The AuthorDr. Edwin L. Goldwasser is deputy director of The National Accelerator Laboratory. He is a physicist, who received his bachelor's degree at Harvard University in 1940 and his Ph.D. in physics at the University of California-Berkeley in 1950. He came to NAL from the faculty of the University of Illinois-Urbana, which he joined originally in 1951. He served on the National Academy of Sciences committee to evaluate possible sites for location of NAL.
Source: The Bulletin of the Atomic Scientists, October 1969 and The Village Crier Vol. 1, No. 6, November, 1969
Edwin L. Goldwasser, Deputy Director of Fermilab since 1967, has accepted a position at the University of Illinois-Champaign. On September 1 he will become the new Vice Chancellor for Research and Dean of the Graduate School at the University.
Dr. Goldwasser was one of the founders of Fermilab. From 1951 to 1967 he was involved in the efforts of midwestern universities to strengthen their research facilities in high energy physics. He served on a number of national and regional committees, including the site evaluation committee which eventually recommended the "Weston" site to the U.S. Atomic Energy Commission for the construction of Fermilab.
At Fermilab, in addition to his duties as Deputy Director, he has been actively concerned with the scheduling of the experimental program and has been personally involved with programs implementing equal employment opportunity.
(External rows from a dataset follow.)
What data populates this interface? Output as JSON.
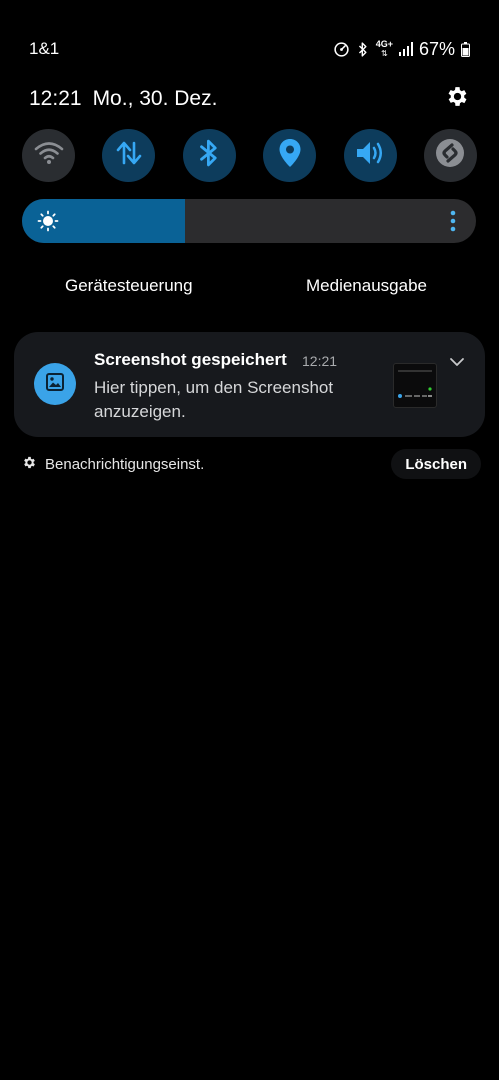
{
  "status_bar": {
    "carrier": "1&1",
    "network_type": "4G+",
    "battery_percent": "67%",
    "icons": [
      "data-saver-icon",
      "bluetooth-icon",
      "network-4g-icon",
      "signal-icon",
      "battery-icon"
    ]
  },
  "header": {
    "time": "12:21",
    "date": "Mo., 30. Dez.",
    "settings_icon": "gear-icon"
  },
  "quick_settings": {
    "tiles": [
      {
        "name": "wifi",
        "icon": "wifi-icon",
        "state": "off"
      },
      {
        "name": "mobile-data",
        "icon": "mobile-data-icon",
        "state": "on"
      },
      {
        "name": "bluetooth",
        "icon": "bluetooth-icon",
        "state": "on"
      },
      {
        "name": "location",
        "icon": "location-icon",
        "state": "on"
      },
      {
        "name": "sound",
        "icon": "sound-icon",
        "state": "on"
      },
      {
        "name": "shazam",
        "icon": "shazam-icon",
        "state": "off"
      }
    ],
    "accent_on_bg": "#0d3c5c",
    "accent_on_icon": "#36a8f4"
  },
  "brightness": {
    "level": 0.36,
    "fill_color": "#0a6296"
  },
  "media": {
    "device_control_label": "Gerätesteuerung",
    "media_output_label": "Medienausgabe"
  },
  "notification": {
    "title": "Screenshot gespeichert",
    "time": "12:21",
    "body": "Hier tippen, um den Screenshot anzuzeigen.",
    "app_icon_color": "#3aa3e8"
  },
  "footer": {
    "settings_label": "Benachrichtigungseinst.",
    "clear_label": "Löschen"
  }
}
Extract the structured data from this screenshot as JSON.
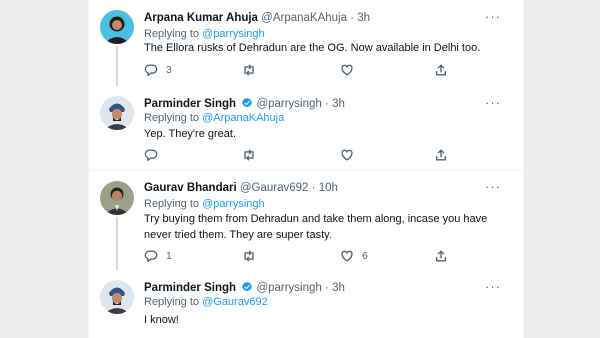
{
  "tweets": [
    {
      "name": "Arpana Kumar Ahuja",
      "handle": "@ArpanaKAhuja",
      "dot": "·",
      "time": "3h",
      "replying_prefix": "Replying to ",
      "replying_to": "@parrysingh",
      "text": "The Ellora rusks of Dehradun are the OG. Now available in Delhi too.",
      "reply_count": "3",
      "retweet_count": "",
      "like_count": "",
      "verified": false
    },
    {
      "name": "Parminder Singh",
      "handle": "@parrysingh",
      "dot": "·",
      "time": "3h",
      "replying_prefix": "Replying to ",
      "replying_to": "@ArpanaKAhuja",
      "text": "Yep. They're great.",
      "reply_count": "",
      "retweet_count": "",
      "like_count": "",
      "verified": true
    },
    {
      "name": "Gaurav Bhandari",
      "handle": "@Gaurav692",
      "dot": "·",
      "time": "10h",
      "replying_prefix": "Replying to ",
      "replying_to": "@parrysingh",
      "text": "Try buying them from Dehradun and take them along, incase you have never tried them. They are super tasty.",
      "reply_count": "1",
      "retweet_count": "",
      "like_count": "6",
      "verified": false
    },
    {
      "name": "Parminder Singh",
      "handle": "@parrysingh",
      "dot": "·",
      "time": "3h",
      "replying_prefix": "Replying to ",
      "replying_to": "@Gaurav692",
      "text": "I know!",
      "verified": true
    }
  ],
  "more_glyph": "···",
  "icons": {
    "reply": "reply-icon",
    "retweet": "retweet-icon",
    "like": "heart-icon",
    "share": "share-icon",
    "verified": "verified-badge-icon",
    "more": "more-icon"
  },
  "colors": {
    "accent": "#1d9bf0",
    "text": "#0f1419",
    "muted": "#536471",
    "thread_line": "#cfd9de"
  }
}
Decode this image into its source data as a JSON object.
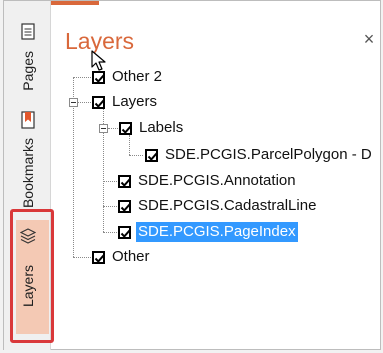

Together with Director R. Wilson, he authored the Laboratory's original "Policy on Human Rights," issued in 1968.
Dr. Goldwasser did his undergraduate work at Harvard University. Following service as a physicist with the U.S. Navy, he received his Ph.D. in physics from the University of California-Berkeley, then served a year on the faculty there, before going to the University of Illinois in 1951.
Chancellor William P. Gerberding of the University of Illinois says of the appointment, "Ned Goldwasser will join the Vice Chancellor and me in what I am sure will become lively and constructive discussions of what this administration should be doing about academic programs. Goldwasser is a man of high standards and sound judgment, as well as scientific brilliance. His presence will be felt on this campus."
In a tribute to Dr. Goldwasser when he announced the resignation. Dr. Wilson commented, "We cannot help but give expression to deep anguish at the loss of a founder and creator of Fermilab... the successes of the Laboratory, the firm foundation for the future, the cultural ambience, the spirit of opportunity for all, the international importance of our work, are all monuments to his sense of the value of science and its place in our society.
"I have been honored and privileged to be associated with this great physicist and lovable man in the adventure of Fermilab. I am sure I speak for all of us in the respect and appreciation for what he has done to bring Fermilab to its present eminence."
Source: FermiNews Vol. 1, No. 5, June 8, 1978Additional Information: Goldwasser photo album